* Dataset rows describing interfaces:
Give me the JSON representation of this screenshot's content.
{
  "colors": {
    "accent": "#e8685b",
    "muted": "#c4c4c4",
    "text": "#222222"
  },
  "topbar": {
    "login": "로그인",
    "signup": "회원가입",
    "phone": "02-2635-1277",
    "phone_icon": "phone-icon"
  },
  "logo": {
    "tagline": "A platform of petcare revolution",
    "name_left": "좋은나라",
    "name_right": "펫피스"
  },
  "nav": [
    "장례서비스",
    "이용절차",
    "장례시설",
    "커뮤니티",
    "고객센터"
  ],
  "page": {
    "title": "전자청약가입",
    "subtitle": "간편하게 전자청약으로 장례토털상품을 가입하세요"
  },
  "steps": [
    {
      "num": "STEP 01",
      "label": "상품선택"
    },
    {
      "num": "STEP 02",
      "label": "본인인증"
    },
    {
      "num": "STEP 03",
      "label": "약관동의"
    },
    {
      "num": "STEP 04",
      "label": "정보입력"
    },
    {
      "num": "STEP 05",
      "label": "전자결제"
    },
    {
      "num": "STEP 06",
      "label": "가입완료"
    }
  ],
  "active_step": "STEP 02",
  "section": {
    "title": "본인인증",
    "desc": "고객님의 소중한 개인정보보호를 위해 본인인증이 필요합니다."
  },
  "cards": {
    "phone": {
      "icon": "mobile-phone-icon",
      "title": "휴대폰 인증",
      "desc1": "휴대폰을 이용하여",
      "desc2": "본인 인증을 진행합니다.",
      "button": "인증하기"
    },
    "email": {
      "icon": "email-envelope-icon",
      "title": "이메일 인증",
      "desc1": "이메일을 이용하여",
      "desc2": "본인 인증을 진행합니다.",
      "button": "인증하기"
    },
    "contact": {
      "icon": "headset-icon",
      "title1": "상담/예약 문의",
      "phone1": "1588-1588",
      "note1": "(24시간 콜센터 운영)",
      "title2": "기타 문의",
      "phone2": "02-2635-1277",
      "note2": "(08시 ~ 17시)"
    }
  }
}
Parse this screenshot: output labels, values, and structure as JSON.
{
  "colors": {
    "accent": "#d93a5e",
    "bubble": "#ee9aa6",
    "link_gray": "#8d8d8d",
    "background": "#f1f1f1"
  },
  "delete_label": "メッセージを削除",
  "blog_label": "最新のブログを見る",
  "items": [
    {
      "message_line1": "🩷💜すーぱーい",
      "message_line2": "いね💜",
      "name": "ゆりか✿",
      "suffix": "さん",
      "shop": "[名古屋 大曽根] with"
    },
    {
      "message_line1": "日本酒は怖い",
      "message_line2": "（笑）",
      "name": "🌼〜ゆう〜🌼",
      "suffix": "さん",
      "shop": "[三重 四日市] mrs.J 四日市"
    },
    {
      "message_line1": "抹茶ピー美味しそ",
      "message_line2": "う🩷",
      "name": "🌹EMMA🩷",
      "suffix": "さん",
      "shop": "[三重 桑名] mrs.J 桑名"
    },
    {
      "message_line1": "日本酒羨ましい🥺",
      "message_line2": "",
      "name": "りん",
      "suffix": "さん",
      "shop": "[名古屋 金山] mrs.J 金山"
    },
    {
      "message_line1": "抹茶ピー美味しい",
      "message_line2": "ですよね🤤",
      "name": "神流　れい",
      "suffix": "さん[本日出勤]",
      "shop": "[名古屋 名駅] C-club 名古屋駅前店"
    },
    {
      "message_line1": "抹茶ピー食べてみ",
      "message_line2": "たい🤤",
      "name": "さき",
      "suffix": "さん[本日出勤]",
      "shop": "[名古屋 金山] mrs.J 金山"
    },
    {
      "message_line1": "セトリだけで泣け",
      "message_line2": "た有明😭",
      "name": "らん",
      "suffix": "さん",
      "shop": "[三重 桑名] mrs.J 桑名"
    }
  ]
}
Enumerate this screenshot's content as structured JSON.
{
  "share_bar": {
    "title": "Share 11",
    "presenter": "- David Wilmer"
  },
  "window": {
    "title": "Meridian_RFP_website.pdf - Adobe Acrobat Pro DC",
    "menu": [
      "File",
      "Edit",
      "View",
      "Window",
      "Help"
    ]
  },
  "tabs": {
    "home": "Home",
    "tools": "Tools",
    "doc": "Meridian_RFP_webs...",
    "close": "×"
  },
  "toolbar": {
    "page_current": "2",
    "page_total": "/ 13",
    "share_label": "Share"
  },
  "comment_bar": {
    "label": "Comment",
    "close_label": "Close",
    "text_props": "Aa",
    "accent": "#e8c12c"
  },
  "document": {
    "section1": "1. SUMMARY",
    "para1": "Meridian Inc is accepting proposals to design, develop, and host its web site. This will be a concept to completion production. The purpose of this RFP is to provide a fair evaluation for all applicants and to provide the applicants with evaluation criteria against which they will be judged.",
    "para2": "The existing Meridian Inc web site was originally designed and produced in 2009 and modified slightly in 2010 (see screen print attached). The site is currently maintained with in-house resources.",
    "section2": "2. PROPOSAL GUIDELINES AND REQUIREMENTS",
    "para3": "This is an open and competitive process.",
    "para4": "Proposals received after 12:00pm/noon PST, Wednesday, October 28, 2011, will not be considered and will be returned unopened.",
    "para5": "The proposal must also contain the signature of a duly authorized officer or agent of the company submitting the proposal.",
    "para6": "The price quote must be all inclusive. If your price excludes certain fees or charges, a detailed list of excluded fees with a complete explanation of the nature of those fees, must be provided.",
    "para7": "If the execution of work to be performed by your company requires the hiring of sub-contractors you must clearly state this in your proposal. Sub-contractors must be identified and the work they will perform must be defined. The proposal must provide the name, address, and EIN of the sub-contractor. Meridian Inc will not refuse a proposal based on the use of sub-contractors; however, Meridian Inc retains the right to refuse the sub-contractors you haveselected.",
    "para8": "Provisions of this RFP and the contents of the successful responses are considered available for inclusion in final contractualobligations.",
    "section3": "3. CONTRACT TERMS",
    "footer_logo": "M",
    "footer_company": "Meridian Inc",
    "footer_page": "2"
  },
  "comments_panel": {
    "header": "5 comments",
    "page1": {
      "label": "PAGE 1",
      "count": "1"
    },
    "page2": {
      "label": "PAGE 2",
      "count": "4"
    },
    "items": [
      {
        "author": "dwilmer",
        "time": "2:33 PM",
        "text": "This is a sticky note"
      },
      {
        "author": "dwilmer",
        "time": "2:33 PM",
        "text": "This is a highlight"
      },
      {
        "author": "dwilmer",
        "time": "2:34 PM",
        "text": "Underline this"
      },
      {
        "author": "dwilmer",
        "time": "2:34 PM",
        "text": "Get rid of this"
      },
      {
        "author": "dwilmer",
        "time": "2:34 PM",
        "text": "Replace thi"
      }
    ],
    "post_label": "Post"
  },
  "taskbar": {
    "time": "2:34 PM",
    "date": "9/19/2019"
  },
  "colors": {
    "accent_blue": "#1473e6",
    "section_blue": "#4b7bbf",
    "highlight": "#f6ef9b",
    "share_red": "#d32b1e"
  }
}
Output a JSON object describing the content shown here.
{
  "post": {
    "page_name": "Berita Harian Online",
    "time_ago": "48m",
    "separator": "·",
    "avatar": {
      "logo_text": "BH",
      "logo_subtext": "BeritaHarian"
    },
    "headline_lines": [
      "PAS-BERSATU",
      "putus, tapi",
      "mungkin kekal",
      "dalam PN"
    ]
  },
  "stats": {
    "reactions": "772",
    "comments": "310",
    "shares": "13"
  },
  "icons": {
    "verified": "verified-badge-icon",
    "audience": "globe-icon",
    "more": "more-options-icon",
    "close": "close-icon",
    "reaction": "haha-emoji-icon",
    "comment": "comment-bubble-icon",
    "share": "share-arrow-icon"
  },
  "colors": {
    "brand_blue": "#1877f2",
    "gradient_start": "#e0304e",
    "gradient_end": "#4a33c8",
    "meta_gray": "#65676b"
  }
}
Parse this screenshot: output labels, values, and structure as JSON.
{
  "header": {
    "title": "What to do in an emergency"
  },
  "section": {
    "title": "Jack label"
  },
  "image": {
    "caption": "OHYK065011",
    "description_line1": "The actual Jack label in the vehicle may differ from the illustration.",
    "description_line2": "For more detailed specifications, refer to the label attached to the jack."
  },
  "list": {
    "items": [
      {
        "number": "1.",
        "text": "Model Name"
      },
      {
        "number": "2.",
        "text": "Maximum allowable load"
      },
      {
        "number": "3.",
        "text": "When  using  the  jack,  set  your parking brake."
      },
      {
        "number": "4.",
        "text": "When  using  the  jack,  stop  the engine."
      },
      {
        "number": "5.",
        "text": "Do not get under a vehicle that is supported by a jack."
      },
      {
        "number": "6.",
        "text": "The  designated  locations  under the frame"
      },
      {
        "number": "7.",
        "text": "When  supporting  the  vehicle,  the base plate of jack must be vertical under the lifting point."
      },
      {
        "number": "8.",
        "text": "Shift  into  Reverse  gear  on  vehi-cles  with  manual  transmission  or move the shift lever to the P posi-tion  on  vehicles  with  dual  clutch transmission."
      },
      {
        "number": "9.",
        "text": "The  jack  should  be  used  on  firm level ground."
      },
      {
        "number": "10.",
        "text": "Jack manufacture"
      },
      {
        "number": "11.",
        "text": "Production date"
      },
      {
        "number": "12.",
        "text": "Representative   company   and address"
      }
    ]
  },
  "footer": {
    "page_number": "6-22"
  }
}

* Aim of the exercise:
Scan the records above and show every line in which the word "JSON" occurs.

* Expected answer:
Give me the JSON representation of this screenshot's content.
Parse this screenshot: output labels, values, and structure as JSON.
Enumerate this screenshot's content as structured JSON.
Output a JSON object describing the content shown here.
Parse this screenshot: output labels, values, and structure as JSON.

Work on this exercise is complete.